- [What this task involves]: All entries should be copied exactly; the pictures stay out.

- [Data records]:
****************
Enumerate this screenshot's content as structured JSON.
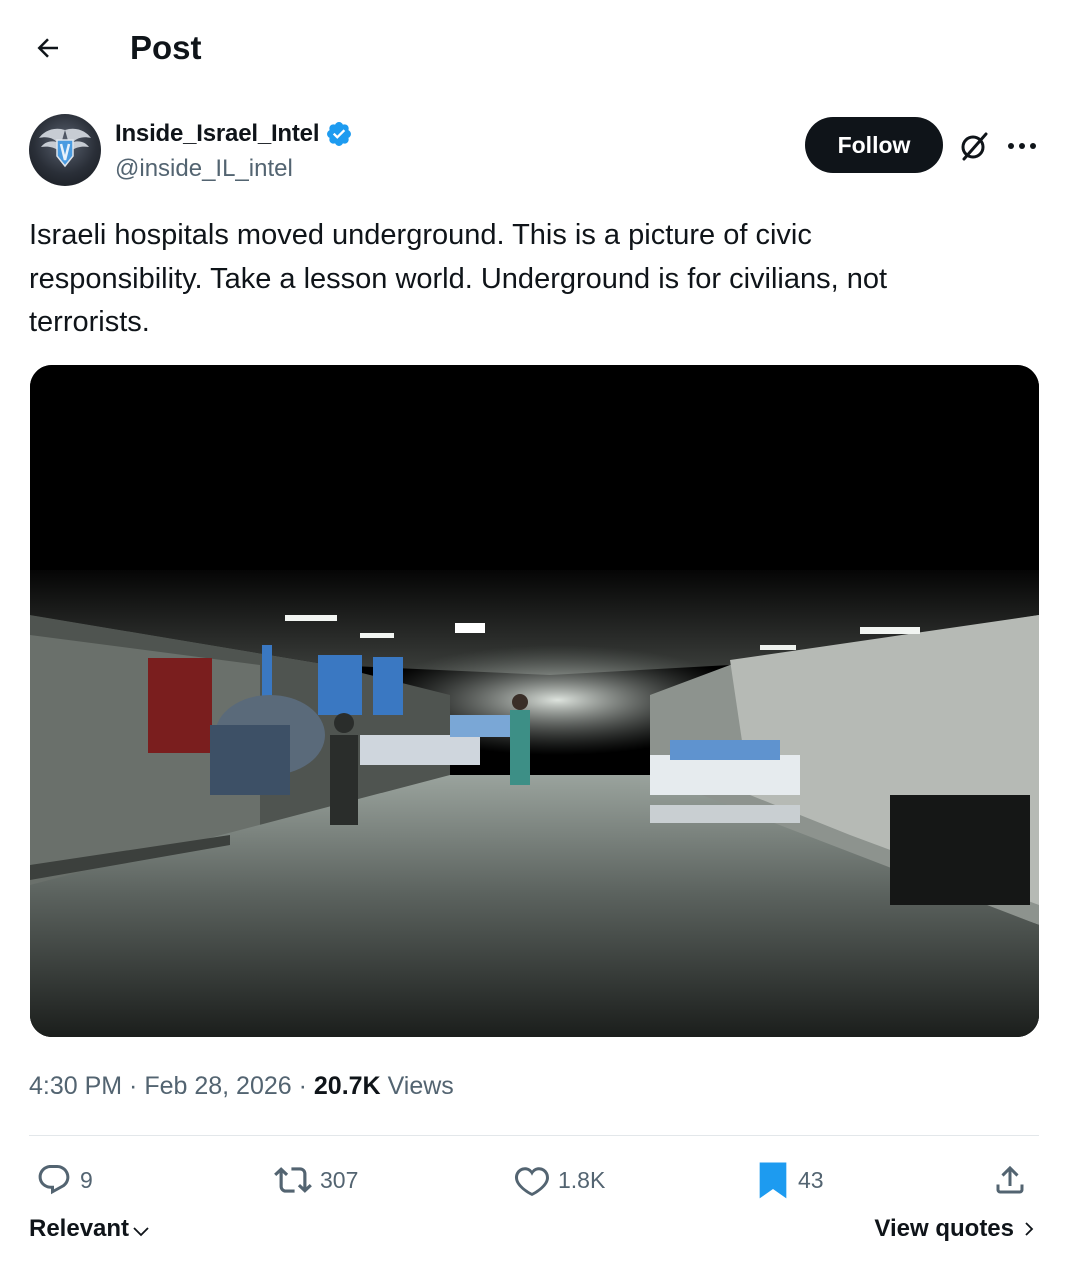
{
  "header": {
    "title": "Post",
    "back_icon": "arrow-left-icon"
  },
  "author": {
    "display_name": "Inside_Israel_Intel",
    "handle": "@inside_IL_intel",
    "verified": true,
    "verified_color": "#1d9bf0",
    "avatar_icon": "winged-shield-logo"
  },
  "follow_label": "Follow",
  "post": {
    "text": "Israeli hospitals moved underground. This is a picture of civic\nresponsibility. Take a lesson world. Underground is for civilians, not\nterrorists.",
    "media": {
      "type": "photo"
    }
  },
  "meta": {
    "time": "4:30 PM",
    "date": "Feb 28, 2026",
    "views_count": "20.7K",
    "views_label": "Views"
  },
  "actions": {
    "replies": "9",
    "reposts": "307",
    "likes": "1.8K",
    "bookmarks": "43",
    "bookmark_active": true,
    "bookmark_color": "#1d9bf0"
  },
  "footer": {
    "sort_label": "Relevant",
    "quotes_label": "View quotes"
  }
}
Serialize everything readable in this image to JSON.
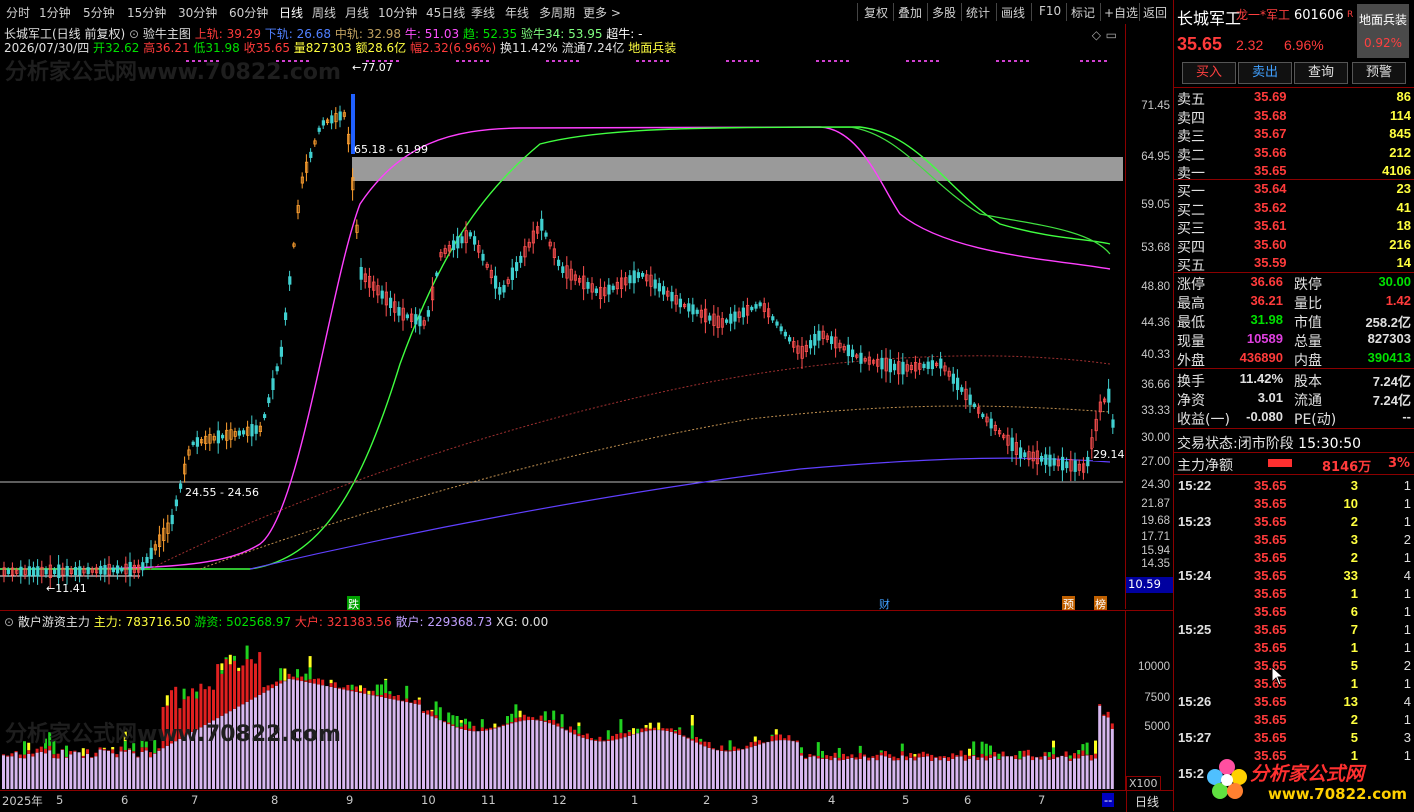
{
  "toolbar": {
    "periods": [
      "分时",
      "1分钟",
      "5分钟",
      "15分钟",
      "30分钟",
      "60分钟",
      "日线",
      "周线",
      "月线",
      "10分钟",
      "45日线",
      "季线",
      "年线",
      "多周期",
      "更多 >"
    ],
    "active_period": "日线",
    "actions": [
      "复权",
      "叠加",
      "多股",
      "统计",
      "画线",
      "F10",
      "标记",
      "+自选",
      "返回"
    ]
  },
  "chart_header": {
    "line1_name": "长城军工(日线 前复权)",
    "line1_indicator": "验牛主图",
    "upper_label": "上轨: 39.29",
    "lower_label": "下轨: 26.68",
    "mid_label": "中轨: 32.98",
    "bull_label": "牛: 51.03",
    "trend_label": "趋: 52.35",
    "verify_label": "验牛34: 53.95",
    "super_label": "超牛: -",
    "line2_date": "2026/07/30/四",
    "open": "开32.62",
    "high": "高36.21",
    "low": "低31.98",
    "close": "收35.65",
    "volume": "量827303",
    "amount": "额28.6亿",
    "change": "幅2.32(6.96%)",
    "turnover": "换11.42%",
    "float_value": "流通7.24亿",
    "location": "地面兵装"
  },
  "chart_annotations": {
    "peak": "←77.07",
    "gap_label": "65.18 - 61.99",
    "support_label": "24.55 - 24.56",
    "bottom_label": "←11.41",
    "current_tag": "29.14",
    "y_side_price": "10.59",
    "marker_die": "跌",
    "marker_cai": "财",
    "marker_yu": "预",
    "marker_bang": "榜"
  },
  "price_axis": [
    "71.45",
    "64.95",
    "59.05",
    "53.68",
    "48.80",
    "44.36",
    "40.33",
    "36.66",
    "33.33",
    "30.00",
    "27.00",
    "24.30",
    "21.87",
    "19.68",
    "17.71",
    "15.94",
    "14.35"
  ],
  "sub_header": {
    "name": "散户游资主力",
    "main": "主力: 783716.50",
    "hot": "游资: 502568.97",
    "big": "大户: 321383.56",
    "retail": "散户: 229368.73",
    "xg": "XG: 0.00"
  },
  "sub_axis": [
    "10000",
    "7500",
    "5000"
  ],
  "sub_axis_unit": "X100",
  "date_axis": [
    "2025年",
    "5",
    "6",
    "7",
    "8",
    "9",
    "10",
    "11",
    "12",
    "1",
    "2",
    "3",
    "4",
    "5",
    "6",
    "7"
  ],
  "date_axis_end": "--",
  "period_label": "日线",
  "quote": {
    "name": "长城军工",
    "sector": "龙一*军工",
    "code": "601606",
    "price": "35.65",
    "change": "2.32",
    "change_pct": "6.96%",
    "industry_btn": "地面兵装",
    "industry_pct": "0.92%",
    "buttons": [
      "买入",
      "卖出",
      "查询",
      "预警"
    ]
  },
  "order_book": {
    "asks": [
      {
        "label": "卖五",
        "price": "35.69",
        "vol": "86"
      },
      {
        "label": "卖四",
        "price": "35.68",
        "vol": "114"
      },
      {
        "label": "卖三",
        "price": "35.67",
        "vol": "845"
      },
      {
        "label": "卖二",
        "price": "35.66",
        "vol": "212"
      },
      {
        "label": "卖一",
        "price": "35.65",
        "vol": "4106"
      }
    ],
    "bids": [
      {
        "label": "买一",
        "price": "35.64",
        "vol": "23"
      },
      {
        "label": "买二",
        "price": "35.62",
        "vol": "41"
      },
      {
        "label": "买三",
        "price": "35.61",
        "vol": "18"
      },
      {
        "label": "买四",
        "price": "35.60",
        "vol": "216"
      },
      {
        "label": "买五",
        "price": "35.59",
        "vol": "14"
      }
    ]
  },
  "stats": [
    {
      "l1": "涨停",
      "v1": "36.66",
      "l2": "跌停",
      "v2": "30.00"
    },
    {
      "l1": "最高",
      "v1": "36.21",
      "l2": "量比",
      "v2": "1.42"
    },
    {
      "l1": "最低",
      "v1": "31.98",
      "l2": "市值",
      "v2": "258.2亿"
    },
    {
      "l1": "现量",
      "v1": "10589",
      "l2": "总量",
      "v2": "827303"
    },
    {
      "l1": "外盘",
      "v1": "436890",
      "l2": "内盘",
      "v2": "390413"
    }
  ],
  "stats2": [
    {
      "l1": "换手",
      "v1": "11.42%",
      "l2": "股本",
      "v2": "7.24亿"
    },
    {
      "l1": "净资",
      "v1": "3.01",
      "l2": "流通",
      "v2": "7.24亿"
    },
    {
      "l1": "收益(一)",
      "v1": "-0.080",
      "l2": "PE(动)",
      "v2": "--"
    }
  ],
  "trade_status": {
    "label": "交易状态:",
    "status": "闭市阶段",
    "time": "15:30:50"
  },
  "main_flow": {
    "label": "主力净额",
    "value": "8146万",
    "pct": "3%"
  },
  "ticks": [
    {
      "time": "15:22",
      "price": "35.65",
      "vol": "3",
      "n": "1"
    },
    {
      "time": "",
      "price": "35.65",
      "vol": "10",
      "n": "1"
    },
    {
      "time": "15:23",
      "price": "35.65",
      "vol": "2",
      "n": "1"
    },
    {
      "time": "",
      "price": "35.65",
      "vol": "3",
      "n": "2"
    },
    {
      "time": "",
      "price": "35.65",
      "vol": "2",
      "n": "1"
    },
    {
      "time": "15:24",
      "price": "35.65",
      "vol": "33",
      "n": "4"
    },
    {
      "time": "",
      "price": "35.65",
      "vol": "1",
      "n": "1"
    },
    {
      "time": "",
      "price": "35.65",
      "vol": "6",
      "n": "1"
    },
    {
      "time": "15:25",
      "price": "35.65",
      "vol": "7",
      "n": "1"
    },
    {
      "time": "",
      "price": "35.65",
      "vol": "1",
      "n": "1"
    },
    {
      "time": "",
      "price": "35.65",
      "vol": "5",
      "n": "2"
    },
    {
      "time": "",
      "price": "35.65",
      "vol": "1",
      "n": "1"
    },
    {
      "time": "15:26",
      "price": "35.65",
      "vol": "13",
      "n": "4"
    },
    {
      "time": "",
      "price": "35.65",
      "vol": "2",
      "n": "1"
    },
    {
      "time": "15:27",
      "price": "35.65",
      "vol": "5",
      "n": "3"
    },
    {
      "time": "",
      "price": "35.65",
      "vol": "1",
      "n": "1"
    },
    {
      "time": "15:2",
      "price": "",
      "vol": "",
      "n": ""
    }
  ],
  "watermark": "分析家公式网",
  "watermark_url": "www.70822.com"
}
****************
- [Answer below]:
Enumerate this screenshot's content as structured JSON.
{
  "header": {
    "title": "Post",
    "back_icon": "arrow-left-icon"
  },
  "author": {
    "display_name": "Inside_Israel_Intel",
    "handle": "@inside_IL_intel",
    "verified": true,
    "verified_color": "#1d9bf0",
    "avatar_icon": "winged-shield-logo"
  },
  "follow_label": "Follow",
  "post": {
    "text": "Israeli hospitals moved underground. This is a picture of civic\nresponsibility. Take a lesson world. Underground is for civilians, not\nterrorists.",
    "media": {
      "type": "photo"
    }
  },
  "meta": {
    "time": "4:30 PM",
    "date": "Feb 28, 2026",
    "views_count": "20.7K",
    "views_label": "Views"
  },
  "actions": {
    "replies": "9",
    "reposts": "307",
    "likes": "1.8K",
    "bookmarks": "43",
    "bookmark_active": true,
    "bookmark_color": "#1d9bf0"
  },
  "footer": {
    "sort_label": "Relevant",
    "quotes_label": "View quotes"
  }
}
Serialize everything readable in this image to JSON.
{
  "toolbar": {
    "periods": [
      "分时",
      "1分钟",
      "5分钟",
      "15分钟",
      "30分钟",
      "60分钟",
      "日线",
      "周线",
      "月线",
      "10分钟",
      "45日线",
      "季线",
      "年线",
      "多周期",
      "更多 >"
    ],
    "active_period": "日线",
    "actions": [
      "复权",
      "叠加",
      "多股",
      "统计",
      "画线",
      "F10",
      "标记",
      "+自选",
      "返回"
    ]
  },
  "chart_header": {
    "line1_name": "长城军工(日线 前复权)",
    "line1_indicator": "验牛主图",
    "upper_label": "上轨: 39.29",
    "lower_label": "下轨: 26.68",
    "mid_label": "中轨: 32.98",
    "bull_label": "牛: 51.03",
    "trend_label": "趋: 52.35",
    "verify_label": "验牛34: 53.95",
    "super_label": "超牛: -",
    "line2_date": "2026/07/30/四",
    "open": "开32.62",
    "high": "高36.21",
    "low": "低31.98",
    "close": "收35.65",
    "volume": "量827303",
    "amount": "额28.6亿",
    "change": "幅2.32(6.96%)",
    "turnover": "换11.42%",
    "float_value": "流通7.24亿",
    "location": "地面兵装"
  },
  "chart_annotations": {
    "peak": "←77.07",
    "gap_label": "65.18 - 61.99",
    "support_label": "24.55 - 24.56",
    "bottom_label": "←11.41",
    "current_tag": "29.14",
    "y_side_price": "10.59",
    "marker_die": "跌",
    "marker_cai": "财",
    "marker_yu": "预",
    "marker_bang": "榜"
  },
  "price_axis": [
    "71.45",
    "64.95",
    "59.05",
    "53.68",
    "48.80",
    "44.36",
    "40.33",
    "36.66",
    "33.33",
    "30.00",
    "27.00",
    "24.30",
    "21.87",
    "19.68",
    "17.71",
    "15.94",
    "14.35"
  ],
  "sub_header": {
    "name": "散户游资主力",
    "main": "主力: 783716.50",
    "hot": "游资: 502568.97",
    "big": "大户: 321383.56",
    "retail": "散户: 229368.73",
    "xg": "XG: 0.00"
  },
  "sub_axis": [
    "10000",
    "7500",
    "5000"
  ],
  "sub_axis_unit": "X100",
  "date_axis": [
    "2025年",
    "5",
    "6",
    "7",
    "8",
    "9",
    "10",
    "11",
    "12",
    "1",
    "2",
    "3",
    "4",
    "5",
    "6",
    "7"
  ],
  "date_axis_end": "--",
  "period_label": "日线",
  "quote": {
    "name": "长城军工",
    "sector": "龙一*军工",
    "code": "601606",
    "price": "35.65",
    "change": "2.32",
    "change_pct": "6.96%",
    "industry_btn": "地面兵装",
    "industry_pct": "0.92%",
    "buttons": [
      "买入",
      "卖出",
      "查询",
      "预警"
    ]
  },
  "order_book": {
    "asks": [
      {
        "label": "卖五",
        "price": "35.69",
        "vol": "86"
      },
      {
        "label": "卖四",
        "price": "35.68",
        "vol": "114"
      },
      {
        "label": "卖三",
        "price": "35.67",
        "vol": "845"
      },
      {
        "label": "卖二",
        "price": "35.66",
        "vol": "212"
      },
      {
        "label": "卖一",
        "price": "35.65",
        "vol": "4106"
      }
    ],
    "bids": [
      {
        "label": "买一",
        "price": "35.64",
        "vol": "23"
      },
      {
        "label": "买二",
        "price": "35.62",
        "vol": "41"
      },
      {
        "label": "买三",
        "price": "35.61",
        "vol": "18"
      },
      {
        "label": "买四",
        "price": "35.60",
        "vol": "216"
      },
      {
        "label": "买五",
        "price": "35.59",
        "vol": "14"
      }
    ]
  },
  "stats": [
    {
      "l1": "涨停",
      "v1": "36.66",
      "l2": "跌停",
      "v2": "30.00"
    },
    {
      "l1": "最高",
      "v1": "36.21",
      "l2": "量比",
      "v2": "1.42"
    },
    {
      "l1": "最低",
      "v1": "31.98",
      "l2": "市值",
      "v2": "258.2亿"
    },
    {
      "l1": "现量",
      "v1": "10589",
      "l2": "总量",
      "v2": "827303"
    },
    {
      "l1": "外盘",
      "v1": "436890",
      "l2": "内盘",
      "v2": "390413"
    }
  ],
  "stats2": [
    {
      "l1": "换手",
      "v1": "11.42%",
      "l2": "股本",
      "v2": "7.24亿"
    },
    {
      "l1": "净资",
      "v1": "3.01",
      "l2": "流通",
      "v2": "7.24亿"
    },
    {
      "l1": "收益(一)",
      "v1": "-0.080",
      "l2": "PE(动)",
      "v2": "--"
    }
  ],
  "trade_status": {
    "label": "交易状态:",
    "status": "闭市阶段",
    "time": "15:30:50"
  },
  "main_flow": {
    "label": "主力净额",
    "value": "8146万",
    "pct": "3%"
  },
  "ticks": [
    {
      "time": "15:22",
      "price": "35.65",
      "vol": "3",
      "n": "1"
    },
    {
      "time": "",
      "price": "35.65",
      "vol": "10",
      "n": "1"
    },
    {
      "time": "15:23",
      "price": "35.65",
      "vol": "2",
      "n": "1"
    },
    {
      "time": "",
      "price": "35.65",
      "vol": "3",
      "n": "2"
    },
    {
      "time": "",
      "price": "35.65",
      "vol": "2",
      "n": "1"
    },
    {
      "time": "15:24",
      "price": "35.65",
      "vol": "33",
      "n": "4"
    },
    {
      "time": "",
      "price": "35.65",
      "vol": "1",
      "n": "1"
    },
    {
      "time": "",
      "price": "35.65",
      "vol": "6",
      "n": "1"
    },
    {
      "time": "15:25",
      "price": "35.65",
      "vol": "7",
      "n": "1"
    },
    {
      "time": "",
      "price": "35.65",
      "vol": "1",
      "n": "1"
    },
    {
      "time": "",
      "price": "35.65",
      "vol": "5",
      "n": "2"
    },
    {
      "time": "",
      "price": "35.65",
      "vol": "1",
      "n": "1"
    },
    {
      "time": "15:26",
      "price": "35.65",
      "vol": "13",
      "n": "4"
    },
    {
      "time": "",
      "price": "35.65",
      "vol": "2",
      "n": "1"
    },
    {
      "time": "15:27",
      "price": "35.65",
      "vol": "5",
      "n": "3"
    },
    {
      "time": "",
      "price": "35.65",
      "vol": "1",
      "n": "1"
    },
    {
      "time": "15:2",
      "price": "",
      "vol": "",
      "n": ""
    }
  ],
  "watermark": "分析家公式网",
  "watermark_url": "www.70822.com"
}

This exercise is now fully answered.